Notably, Rhimes has not only been praised for her portrayal of feminist characters, but also for the representation of women of color in her shows – the protagonists of Scandal and How to Get Away with Murder are both Black women. Particularly since the #OscarsSoWhite controversy following the Academy Award’s list of all-white nominees this year, the lack of diversity in media has again become a contentious issue. Whilst it is reprehensible that people of color are disproportionately deprived of opportunities within the film industry, we must also be attentive to the representational politics of people of color in film and media. We must not only deplore the scarcity of roles, but also the types of roles that are available to actors of color.

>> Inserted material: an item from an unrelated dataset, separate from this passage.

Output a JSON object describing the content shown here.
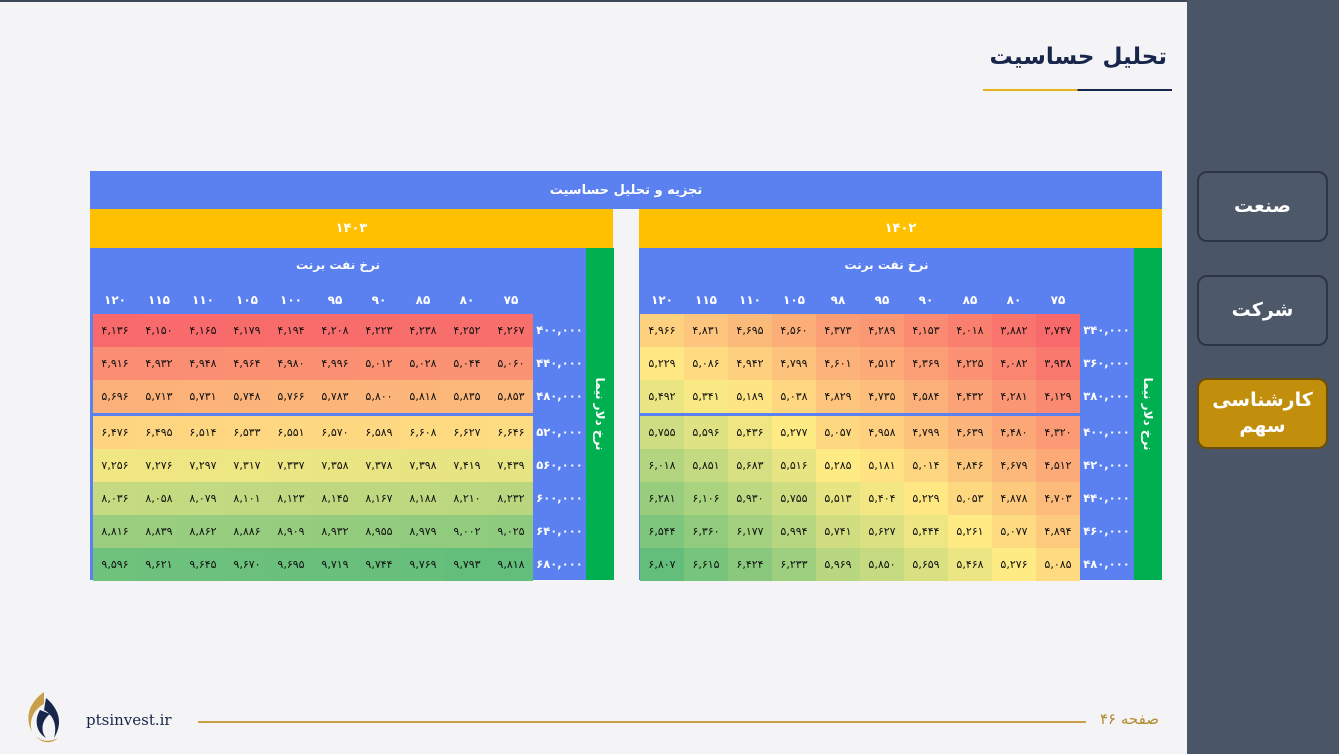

The last five Black women to win an Oscar were awarded for their role as either an abusive mother, maid, or slave. In a 2015 conference at The New School, bell hooks challenged us to interrogate why we are continually entertained by images of the dehumanization of Black women. Why, she asks, have there been so few attempts to “create different images; images of our humanity, of the fullness of our being?” In so doing, bell hooks is arguing that film should not exist simply to represent certain realities, but to push and create dissident ways of thinking and being. It is for this reason that, referring to Twelve Years a Slave, she emphatically says: “If I don’t see another movie where a Black woman is being raped, brutalized and beaten for as long as I live, I will be just fine.”
Shonda Rhimes’ decision not to capitalize on or re-inscribe such tropes of Black women is, indeed, groundbreaking. However, it is not necessarily liberatory. Instead of challenging the hierarchical, unequal, and often violent structure of society itself, Rhimes simply places her protagonists at the top of a vertical power structure rather than at the bottom. Viewers are not invited to think in opposition to dominant culture or, as bell hooks puts it, to “cultivate the oppositional gaze.” The portrayal of Black women as superordinate rather than subordinate, as dominating rather than victimized, is not a decolonized image; rather, it is an example of the power of neoliberalism to hide radical racial and gender critique. Only an intersectional attempt to locate diverse protagonists outside a dominator/victim dichotomy would allow viewers “to see each other with new eyes,” in the words of Malcolm X (1964), and shift our current power structures.
With the creation of Black women protagonists with class status and power, who conduct themselves in the same ways as dominating and patriarchal men, Shonda Rhimes uses a feminist platform but undermines feminist politics. Ultimately, Shonda Rhimes’ shows betray feminism by keeping a racist patriarchal system in place.
Popular feminism is bolstering the power of an oppressive neoliberal system and is in no substantial way challenging racism and sexism. It is therefore time that everyone, including feminists ourselves, are held accountable for their collusion with this very system. The return to feminism-as-liberation will require staunch dedication to intersectionality, critical thinking, and resistance to the divorce between feminism and its footing in radical, visionary praxis.
Alexander Stoffel is an undergraduate studying History and Politics at Oxford University. He is currently the LGBTQ+ Representative at the Queen’s College, Oxford. Alex grew up in New York City and Switzerland, and intends to return to the U.S. for further study after obtaining his bachelor’s degree.